The result is called “Another Way the River Has: Taut True Stories from the Northwest,” and was published by OSU Press this spring.
In the book, Cody shares his studies of fishermen, lumberjacks, rodeo cowboys, researchers and others over the years. He also tells his own stories of growing up in Estacada along the Clackamas and of his boat, The Turtle, and the adventures he’s had in it along the Willamette and Columbia. Even his experiences as a school bus driver find their way into the flow of the book.
“I’m always interested in workers like that,” Cody said. “I grew up with the children of loggers and I have a high appreciation for what loggers do; how they love the woods.”
Cody’s local connections have allowed him to ride along in the cabs of log trucks and hang out with rough-and-ready crews, visit Native American fish camps and confer with Coast Guard rescuers.
“If I were a stranger from New York, they might have been more hesitant to let me in,” Cody said.
Cody does a fine job of giving a sense of the geography, habitat and history that surround his stories, drawing upon his background as a novelist to distill stories about huge issues into certain characters and places.
“That’s what a novelist does, is try to get a lot of things into a short space. Especially how the places we inhabit form how we think about the world,” Cody said.
Cody is also the author of “Ricochet River” and “Voyage of a Summer Sun,” both of which appear on the Oregon State Library’s 2009 list “150 Oregon Books for the Oregon Sesquicentennial.”
“Voyage of a Summer Sun” about his 82-day solo canoe trip down the Columbia River received a Pacific Northwest Booksellers Association Book Award and an Oregon Book Award.
Cody and his wife both taught at the American School in Paris in the ’70s. He said that having lived in Paris — so far away — helped him appreciate where he grew up. He was later a dean of admissions at Reed College in Portland. He has also been a baseball umpire for many years and recently held a job as a school bus driver in the Portland area. Right now, he is working on a writing project for the National Fish and Wildlife Foundation. Through it all he has worked as a freelance writer.
“Lucky is the operative word,” Cody said. “Lots of people have the talent and a few people have the breakthrough.”
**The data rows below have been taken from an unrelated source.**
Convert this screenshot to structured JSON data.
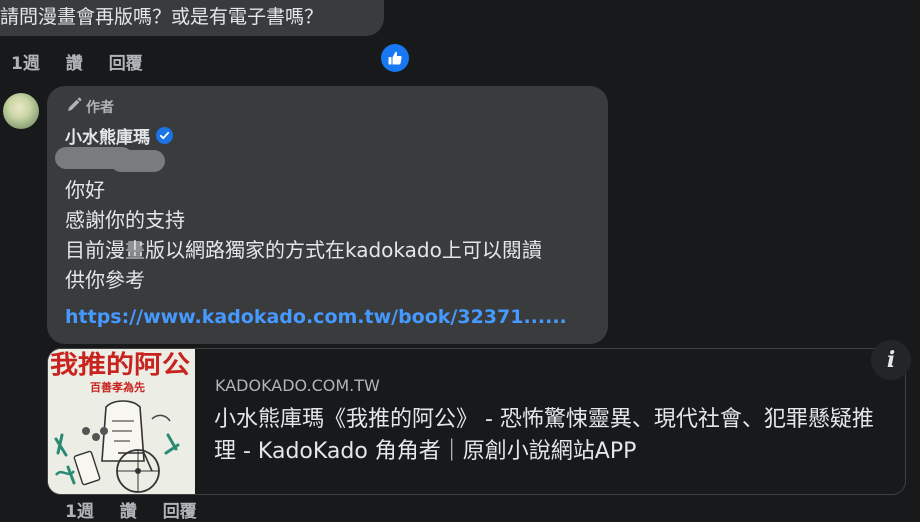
{
  "previous_comment": {
    "text": "請問漫畫會再版嗎？或是有電子書嗎？",
    "actions": {
      "time": "1週",
      "like": "讚",
      "reply": "回覆"
    },
    "reaction_icon": "thumbs-up-icon"
  },
  "reply_comment": {
    "author_badge": "作者",
    "author_badge_icon": "pencil-icon",
    "author_name": "小水熊庫瑪",
    "verified_icon": "verified-check-icon",
    "lines": [
      "你好",
      "感謝你的支持",
      "目前漫畫版以網路獨家的方式在kadokado上可以閱讀",
      "供你參考"
    ],
    "link_text": "https://www.kadokado.com.tw/book/32371......",
    "actions": {
      "time": "1週",
      "like": "讚",
      "reply": "回覆"
    }
  },
  "link_preview": {
    "domain": "KADOKADO.COM.TW",
    "title": "小水熊庫瑪《我推的阿公》 - 恐怖驚悚靈異、現代社會、犯罪懸疑推理 - KadoKado 角角者｜原創小說網站APP",
    "thumbnail_title": "我推的阿公",
    "thumbnail_subtitle": "百善孝為先",
    "info_icon": "info-icon"
  },
  "colors": {
    "background": "#18191a",
    "bubble": "#3a3b3c",
    "text_primary": "#e4e6eb",
    "text_secondary": "#b0b3b8",
    "link": "#4599ff",
    "accent": "#1877f2",
    "thumbnail_title_red": "#c8231f"
  }
}
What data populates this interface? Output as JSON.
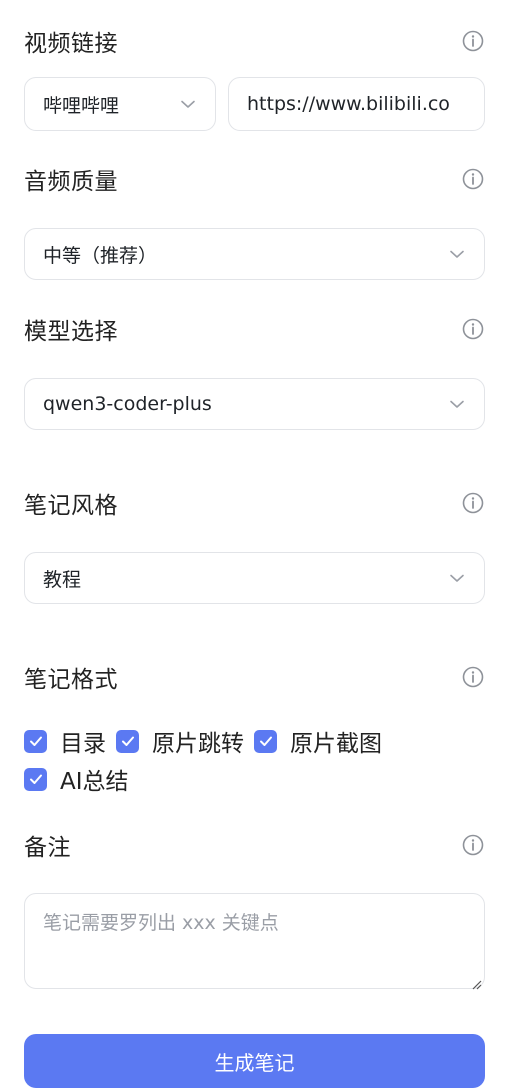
{
  "video_link": {
    "label": "视频链接",
    "platform": "哔哩哔哩",
    "url": "https://www.bilibili.co"
  },
  "audio_quality": {
    "label": "音频质量",
    "value": "中等（推荐）"
  },
  "model": {
    "label": "模型选择",
    "value": "qwen3-coder-plus"
  },
  "note_style": {
    "label": "笔记风格",
    "value": "教程"
  },
  "note_format": {
    "label": "笔记格式",
    "options": [
      {
        "label": "目录",
        "checked": true
      },
      {
        "label": "原片跳转",
        "checked": true
      },
      {
        "label": "原片截图",
        "checked": true
      },
      {
        "label": "AI总结",
        "checked": true
      }
    ]
  },
  "remarks": {
    "label": "备注",
    "placeholder": "笔记需要罗列出 xxx 关键点"
  },
  "submit": {
    "label": "生成笔记"
  },
  "colors": {
    "accent": "#5b79f2",
    "border": "#e2e4e8",
    "icon_gray": "#8e9299"
  },
  "icons": {
    "info": "info-icon",
    "chevron": "chevron-down-icon",
    "check": "check-icon"
  }
}
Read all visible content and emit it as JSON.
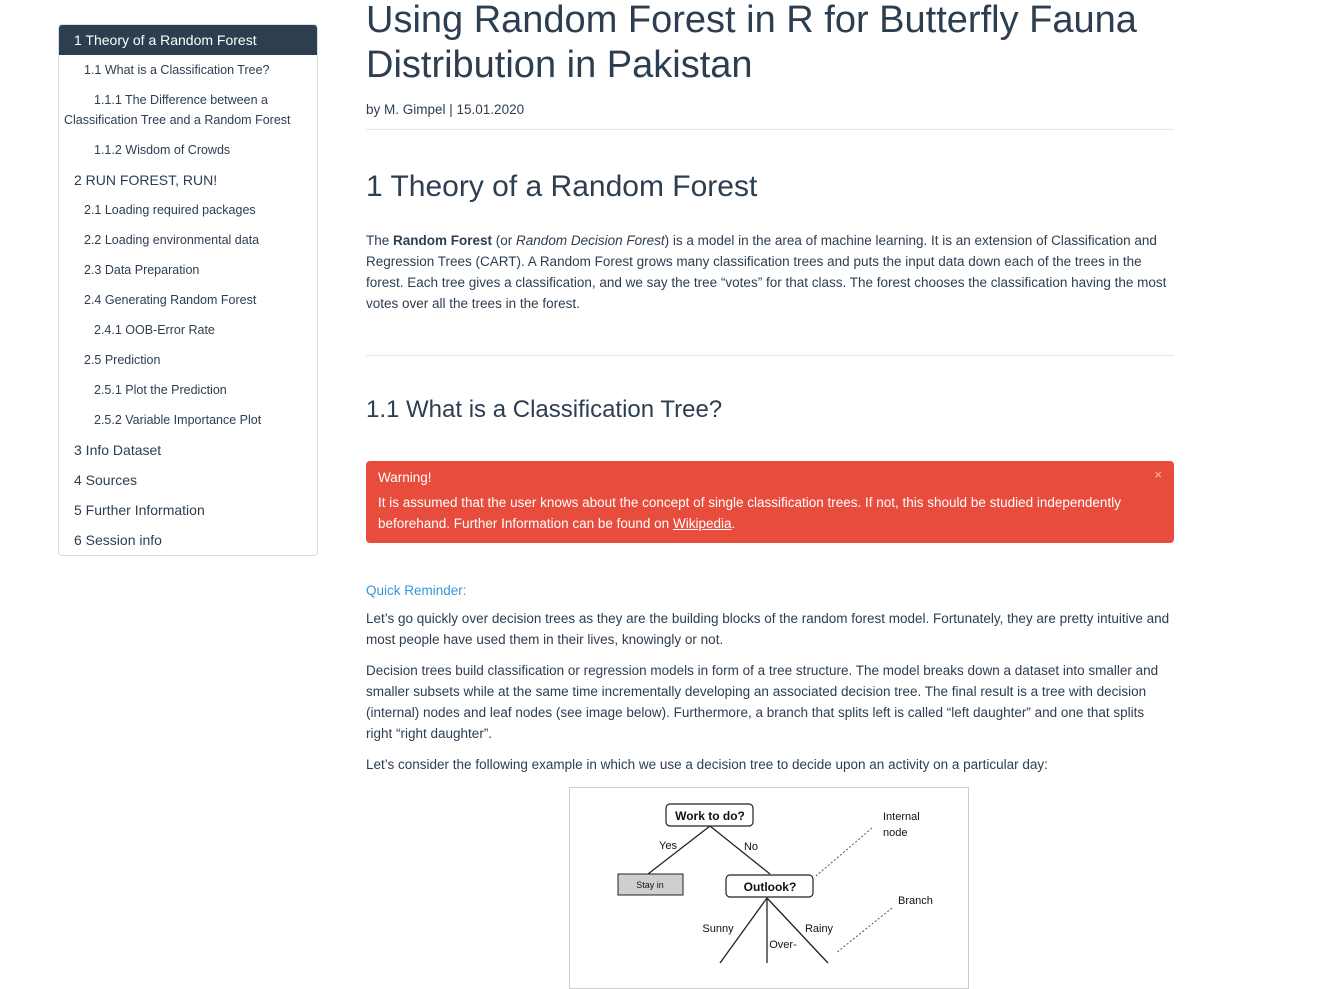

Cody will give a reading from his new book at 7 p.m. Friday, May 7, at The Arts Center, 700 S.W. Madison Ave. The free event is co-sponsored by The Arts Center, OSU Press and Grass Roots Books & Music.
—Nancy Raskauskas, The Entertainer/Corvallis Gazette-Times, May 6, 2010